Copy every record verbatim. Leave the pictures out.

################

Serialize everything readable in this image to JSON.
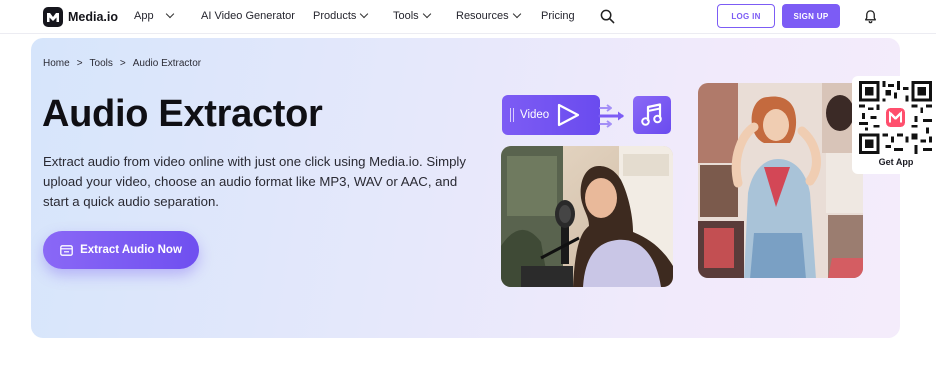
{
  "nav": {
    "brand": "Media.io",
    "items": [
      {
        "label": "App",
        "has_chevron": true
      },
      {
        "label": "AI Video Generator",
        "has_chevron": false
      },
      {
        "label": "Products",
        "has_chevron": true
      },
      {
        "label": "Tools",
        "has_chevron": true
      },
      {
        "label": "Resources",
        "has_chevron": true
      },
      {
        "label": "Pricing",
        "has_chevron": false
      }
    ],
    "login_label": "LOG IN",
    "signup_label": "SIGN UP"
  },
  "breadcrumb": [
    "Home",
    ">",
    "Tools",
    ">",
    "Audio Extractor"
  ],
  "hero": {
    "title": "Audio Extractor",
    "description": "Extract audio from video online with just one click using Media.io. Simply upload your video, choose an audio format like MP3, WAV or AAC, and start a quick audio separation.",
    "cta_label": "Extract Audio Now",
    "video_chip_label": "Video"
  },
  "qr": {
    "label": "Get App"
  },
  "colors": {
    "accent": "#7c5cf5",
    "hero_bg_start": "#d6e5fb",
    "hero_bg_end": "#f4ecfb"
  },
  "icons": [
    "logo-icon",
    "chevron-down-icon",
    "search-icon",
    "bell-icon",
    "upload-icon",
    "play-icon",
    "arrows-icon",
    "music-note-icon",
    "qr-code-icon"
  ]
}
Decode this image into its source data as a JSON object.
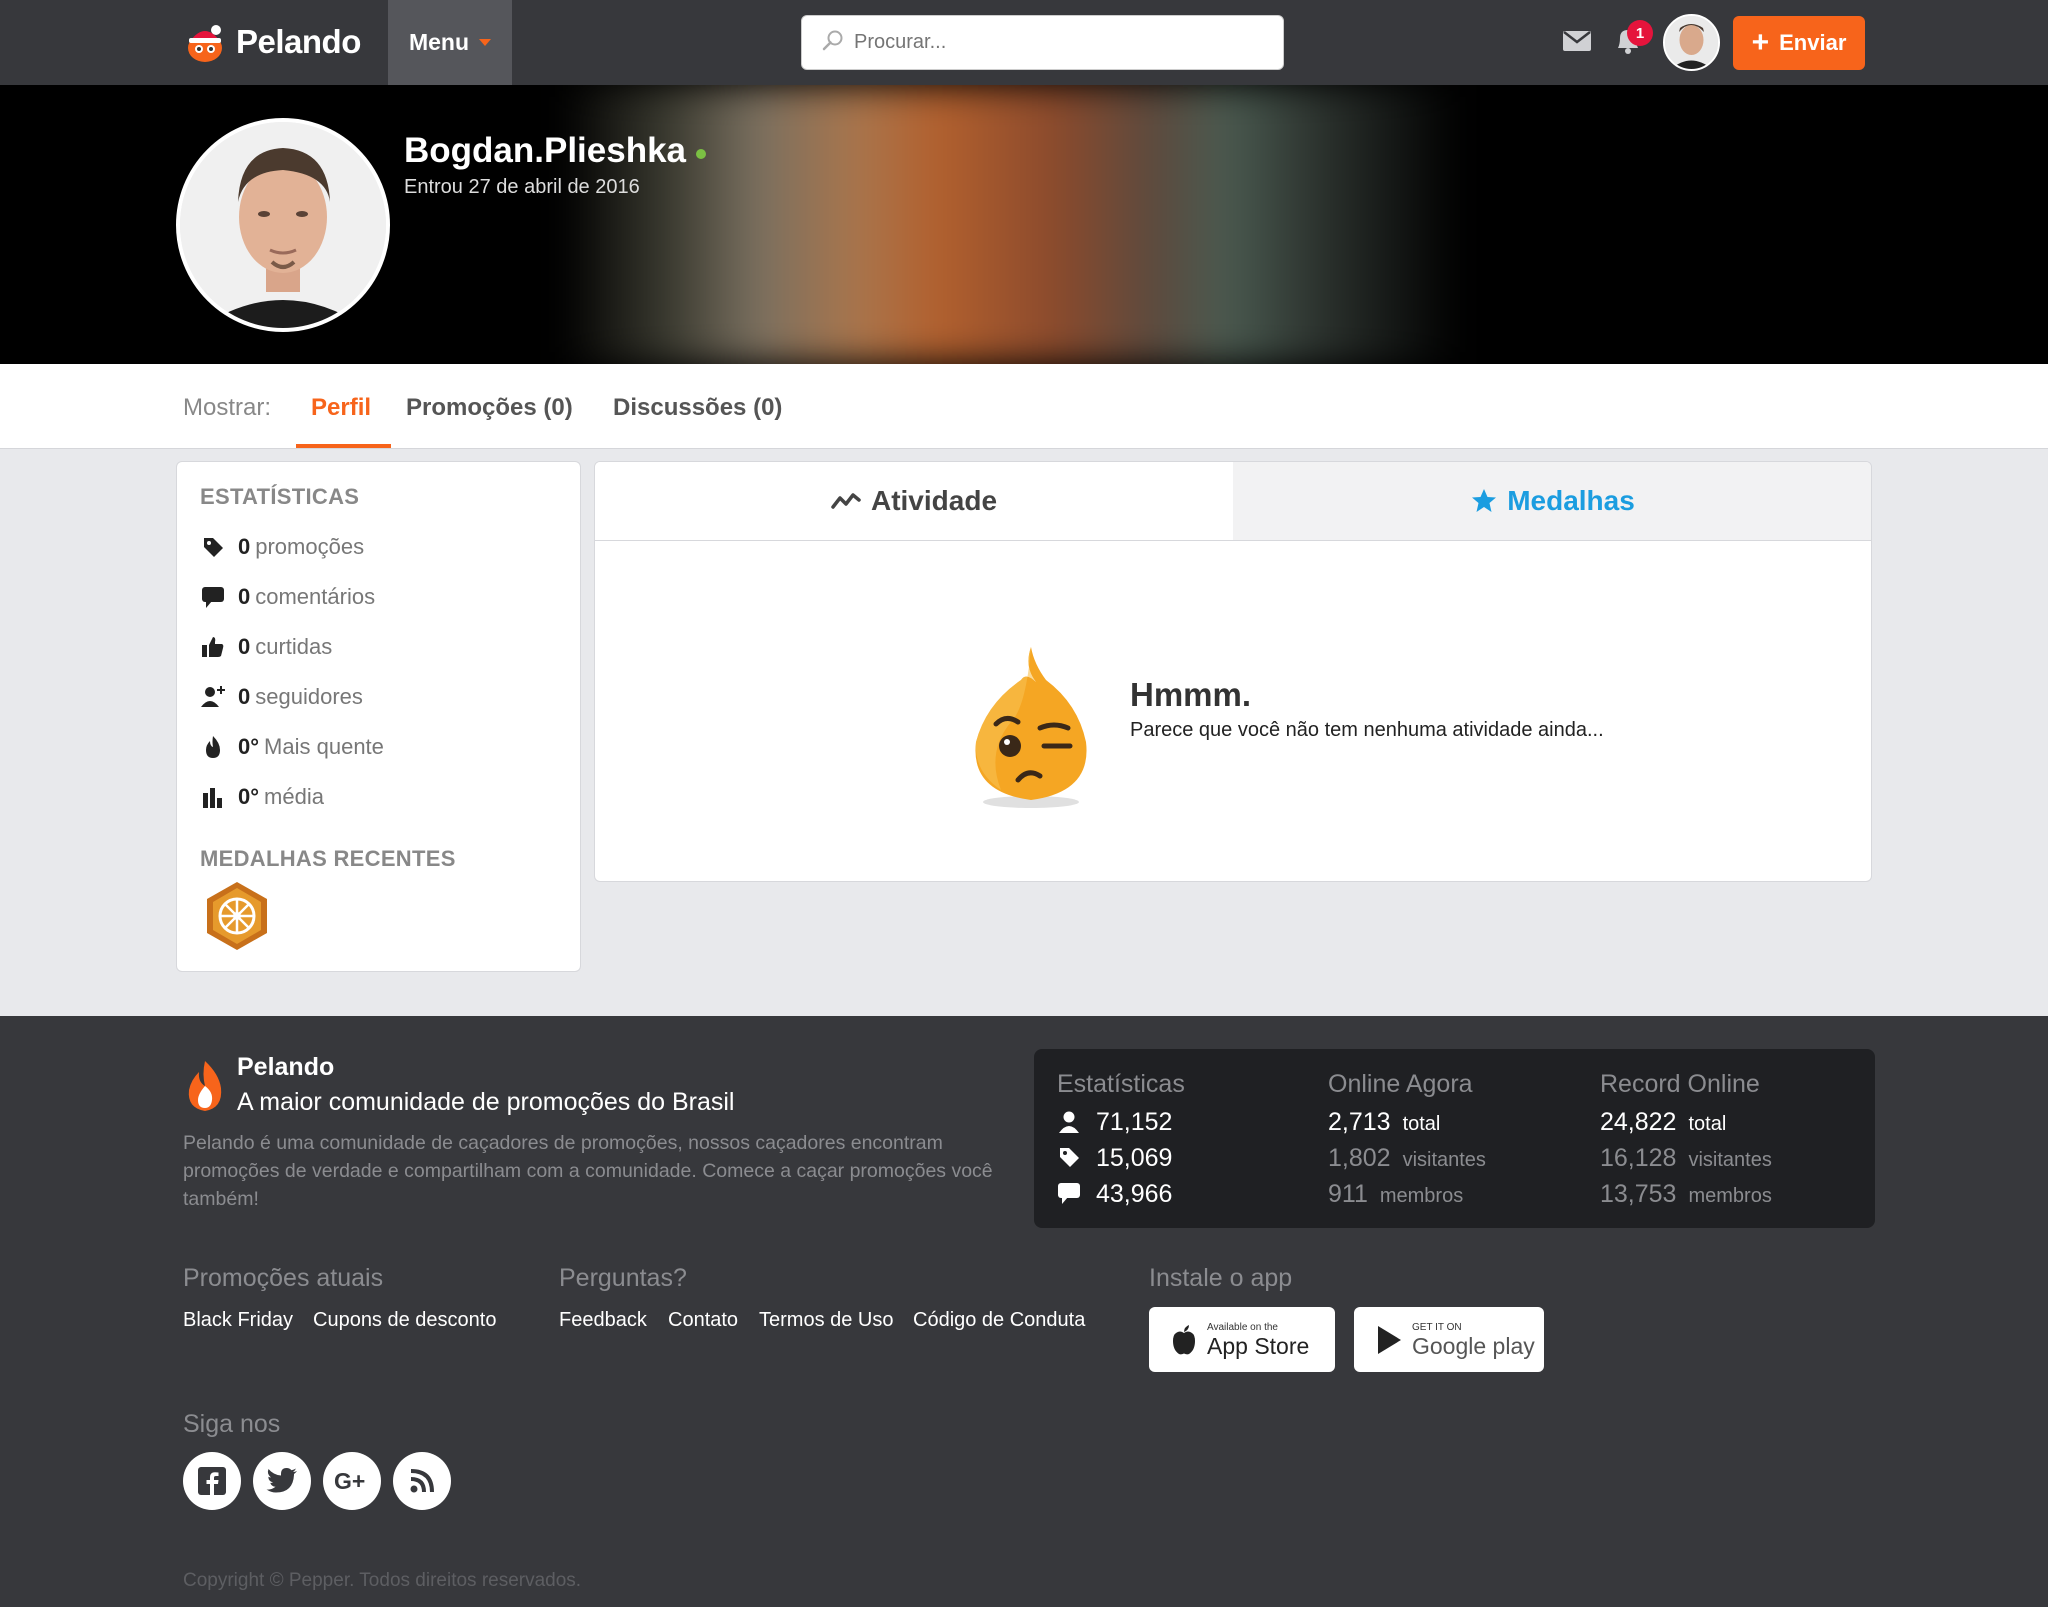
{
  "navbar": {
    "logo_text": "Pelando",
    "menu_label": "Menu",
    "search_placeholder": "Procurar...",
    "notification_count": "1",
    "submit_label": "Enviar",
    "brand_color": "#f7641b"
  },
  "profile": {
    "username": "Bogdan.Plieshka",
    "joined": "Entrou 27 de abril de 2016",
    "online_status_color": "#7bc043"
  },
  "tabs": {
    "show_label": "Mostrar:",
    "items": [
      {
        "label": "Perfil",
        "active": true
      },
      {
        "label": "Promoções (0)",
        "active": false
      },
      {
        "label": "Discussões (0)",
        "active": false
      }
    ]
  },
  "stats": {
    "title": "ESTATÍSTICAS",
    "rows": [
      {
        "icon": "tag-icon",
        "value": "0",
        "label": "promoções"
      },
      {
        "icon": "comment-icon",
        "value": "0",
        "label": "comentários"
      },
      {
        "icon": "thumbs-up-icon",
        "value": "0",
        "label": "curtidas"
      },
      {
        "icon": "followers-icon",
        "value": "0",
        "label": "seguidores"
      },
      {
        "icon": "flame-icon",
        "value": "0°",
        "label": "Mais quente"
      },
      {
        "icon": "bar-chart-icon",
        "value": "0°",
        "label": "média"
      }
    ],
    "recent_medals_title": "MEDALHAS RECENTES"
  },
  "activity": {
    "tabs": [
      {
        "label": "Atividade",
        "icon": "activity-icon"
      },
      {
        "label": "Medalhas",
        "icon": "star-icon"
      }
    ],
    "empty_title": "Hmmm.",
    "empty_message": "Parece que você não tem nenhuma atividade ainda..."
  },
  "footer": {
    "brand": "Pelando",
    "tagline": "A maior comunidade de promoções do Brasil",
    "description": "Pelando é uma comunidade de caçadores de promoções, nossos caçadores encontram promoções de verdade e compartilham com a comunidade. Comece a caçar promoções você também!",
    "stats": {
      "columns": [
        {
          "title": "Estatísticas",
          "rows": [
            {
              "icon": "user-icon",
              "value": "71,152"
            },
            {
              "icon": "tag-icon",
              "value": "15,069"
            },
            {
              "icon": "comment-icon",
              "value": "43,966"
            }
          ]
        },
        {
          "title": "Online Agora",
          "rows": [
            {
              "value": "2,713",
              "unit": "total"
            },
            {
              "value": "1,802",
              "unit": "visitantes"
            },
            {
              "value": "911",
              "unit": "membros"
            }
          ]
        },
        {
          "title": "Record Online",
          "rows": [
            {
              "value": "24,822",
              "unit": "total"
            },
            {
              "value": "16,128",
              "unit": "visitantes"
            },
            {
              "value": "13,753",
              "unit": "membros"
            }
          ]
        }
      ]
    },
    "promos_title": "Promoções atuais",
    "promos_links": [
      "Black Friday",
      "Cupons de desconto"
    ],
    "questions_title": "Perguntas?",
    "questions_links": [
      "Feedback",
      "Contato",
      "Termos de Uso",
      "Código de Conduta"
    ],
    "app_title": "Instale o app",
    "appstore_small": "Available on the",
    "appstore_big": "App Store",
    "googleplay_small": "GET IT ON",
    "googleplay_big": "Google play",
    "follow_title": "Siga nos",
    "social": [
      "facebook-icon",
      "twitter-icon",
      "google-plus-icon",
      "rss-icon"
    ],
    "copyright": "Copyright © Pepper. Todos direitos reservados."
  }
}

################

Written response
Serialize everything readable in this image to JSON.
{
  "nav": {
    "brand": "Media.io",
    "items": [
      {
        "label": "App",
        "has_chevron": true
      },
      {
        "label": "AI Video Generator",
        "has_chevron": false
      },
      {
        "label": "Products",
        "has_chevron": true
      },
      {
        "label": "Tools",
        "has_chevron": true
      },
      {
        "label": "Resources",
        "has_chevron": true
      },
      {
        "label": "Pricing",
        "has_chevron": false
      }
    ],
    "login_label": "LOG IN",
    "signup_label": "SIGN UP"
  },
  "breadcrumb": [
    "Home",
    ">",
    "Tools",
    ">",
    "Audio Extractor"
  ],
  "hero": {
    "title": "Audio Extractor",
    "description": "Extract audio from video online with just one click using Media.io. Simply upload your video, choose an audio format like MP3, WAV or AAC, and start a quick audio separation.",
    "cta_label": "Extract Audio Now",
    "video_chip_label": "Video"
  },
  "qr": {
    "label": "Get App"
  },
  "colors": {
    "accent": "#7c5cf5",
    "hero_bg_start": "#d6e5fb",
    "hero_bg_end": "#f4ecfb"
  },
  "icons": [
    "logo-icon",
    "chevron-down-icon",
    "search-icon",
    "bell-icon",
    "upload-icon",
    "play-icon",
    "arrows-icon",
    "music-note-icon",
    "qr-code-icon"
  ]
}
Decode this image into its source data as a JSON object.
{
  "navbar": {
    "logo_text": "Pelando",
    "menu_label": "Menu",
    "search_placeholder": "Procurar...",
    "notification_count": "1",
    "submit_label": "Enviar",
    "brand_color": "#f7641b"
  },
  "profile": {
    "username": "Bogdan.Plieshka",
    "joined": "Entrou 27 de abril de 2016",
    "online_status_color": "#7bc043"
  },
  "tabs": {
    "show_label": "Mostrar:",
    "items": [
      {
        "label": "Perfil",
        "active": true
      },
      {
        "label": "Promoções (0)",
        "active": false
      },
      {
        "label": "Discussões (0)",
        "active": false
      }
    ]
  },
  "stats": {
    "title": "ESTATÍSTICAS",
    "rows": [
      {
        "icon": "tag-icon",
        "value": "0",
        "label": "promoções"
      },
      {
        "icon": "comment-icon",
        "value": "0",
        "label": "comentários"
      },
      {
        "icon": "thumbs-up-icon",
        "value": "0",
        "label": "curtidas"
      },
      {
        "icon": "followers-icon",
        "value": "0",
        "label": "seguidores"
      },
      {
        "icon": "flame-icon",
        "value": "0°",
        "label": "Mais quente"
      },
      {
        "icon": "bar-chart-icon",
        "value": "0°",
        "label": "média"
      }
    ],
    "recent_medals_title": "MEDALHAS RECENTES"
  },
  "activity": {
    "tabs": [
      {
        "label": "Atividade",
        "icon": "activity-icon"
      },
      {
        "label": "Medalhas",
        "icon": "star-icon"
      }
    ],
    "empty_title": "Hmmm.",
    "empty_message": "Parece que você não tem nenhuma atividade ainda..."
  },
  "footer": {
    "brand": "Pelando",
    "tagline": "A maior comunidade de promoções do Brasil",
    "description": "Pelando é uma comunidade de caçadores de promoções, nossos caçadores encontram promoções de verdade e compartilham com a comunidade. Comece a caçar promoções você também!",
    "stats": {
      "columns": [
        {
          "title": "Estatísticas",
          "rows": [
            {
              "icon": "user-icon",
              "value": "71,152"
            },
            {
              "icon": "tag-icon",
              "value": "15,069"
            },
            {
              "icon": "comment-icon",
              "value": "43,966"
            }
          ]
        },
        {
          "title": "Online Agora",
          "rows": [
            {
              "value": "2,713",
              "unit": "total"
            },
            {
              "value": "1,802",
              "unit": "visitantes"
            },
            {
              "value": "911",
              "unit": "membros"
            }
          ]
        },
        {
          "title": "Record Online",
          "rows": [
            {
              "value": "24,822",
              "unit": "total"
            },
            {
              "value": "16,128",
              "unit": "visitantes"
            },
            {
              "value": "13,753",
              "unit": "membros"
            }
          ]
        }
      ]
    },
    "promos_title": "Promoções atuais",
    "promos_links": [
      "Black Friday",
      "Cupons de desconto"
    ],
    "questions_title": "Perguntas?",
    "questions_links": [
      "Feedback",
      "Contato",
      "Termos de Uso",
      "Código de Conduta"
    ],
    "app_title": "Instale o app",
    "appstore_small": "Available on the",
    "appstore_big": "App Store",
    "googleplay_small": "GET IT ON",
    "googleplay_big": "Google play",
    "follow_title": "Siga nos",
    "social": [
      "facebook-icon",
      "twitter-icon",
      "google-plus-icon",
      "rss-icon"
    ],
    "copyright": "Copyright © Pepper. Todos direitos reservados."
  }
}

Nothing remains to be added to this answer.